Hundreds of dead fish are turning up at a lake in New Dundee, but no one seems to know why.

Residents began reporting the fish earlier this month as carp by the dozens were seen floating belly-up in Alder Lake.

"Up until two weeks ago, it was great," says Joan Jackson. Since, her backyard has been full of the dead creatures.

The result is both alarming and stinky.

Jackson says in her decades living nearby, she's never seen anything like it.

"I've lived here since 1963 in this house, and I lived a few years across the road and I've never, ever seen the fish die," she says.

The Grand River Conservation Authority estimates that several hundred of the bottom-feeding carp have died, but there's no sign of any spill or algae blooms.

Meanwhile, late last month, hundreds of dead fish were found floating in a river in the town of Clarence-Rockland, east of Ottawa. That situation, too, remains a mystery.

Clarence-Rockland announced that testing had not shown any adverse effects on the local drinking water supply, but that the water's temperature has changed.

A couple of weeks later, seagulls began turning up dead along the same stretch of river.

Amir Wafir used to fish in Alder Lake until a couple of years ago. He says the site and smell are sad.

"The water smell, I don't know. It's very bad," he says. "Doesn't look clean, something's wrong."

The Ministry of Environment was at the lake on Monday to take water samples, but no results have been made public yet.

Neighbours suggest it be anything from climate change to nearby polluters. Others say the silt in the lake runs between 2.5 and five feet deep, and that maybe its condition could be related to the fish die-off.

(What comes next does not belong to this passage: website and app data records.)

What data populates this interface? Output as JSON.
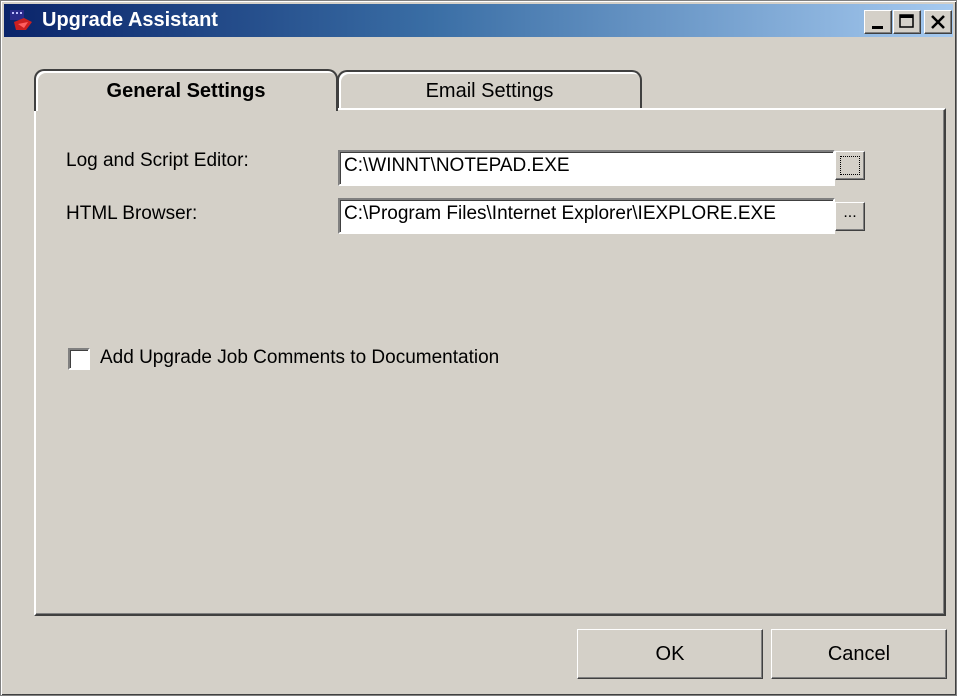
{
  "window": {
    "title": "Upgrade Assistant",
    "icon": "app-icon",
    "controls": [
      "minimize-icon",
      "maximize-icon",
      "close-icon"
    ]
  },
  "tabs": [
    {
      "label": "General Settings",
      "selected": true
    },
    {
      "label": "Email Settings",
      "selected": false
    }
  ],
  "general": {
    "editor_label": "Log and Script Editor:",
    "editor_value": "C:\\WINNT\\NOTEPAD.EXE",
    "browser_label": "HTML Browser:",
    "browser_value": "C:\\Program Files\\Internet Explorer\\IEXPLORE.EXE",
    "browse_label": "...",
    "comments_checkbox_label": "Add Upgrade Job Comments to Documentation",
    "comments_checked": false
  },
  "buttons": {
    "ok": "OK",
    "cancel": "Cancel"
  },
  "colors": {
    "title_start": "#0a246a",
    "title_end": "#a6caf0",
    "face": "#d4d0c8"
  }
}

As for Joan Jackson?

"I don't know. It's a mystery," she says.

A mystery she hopes will be solved soon.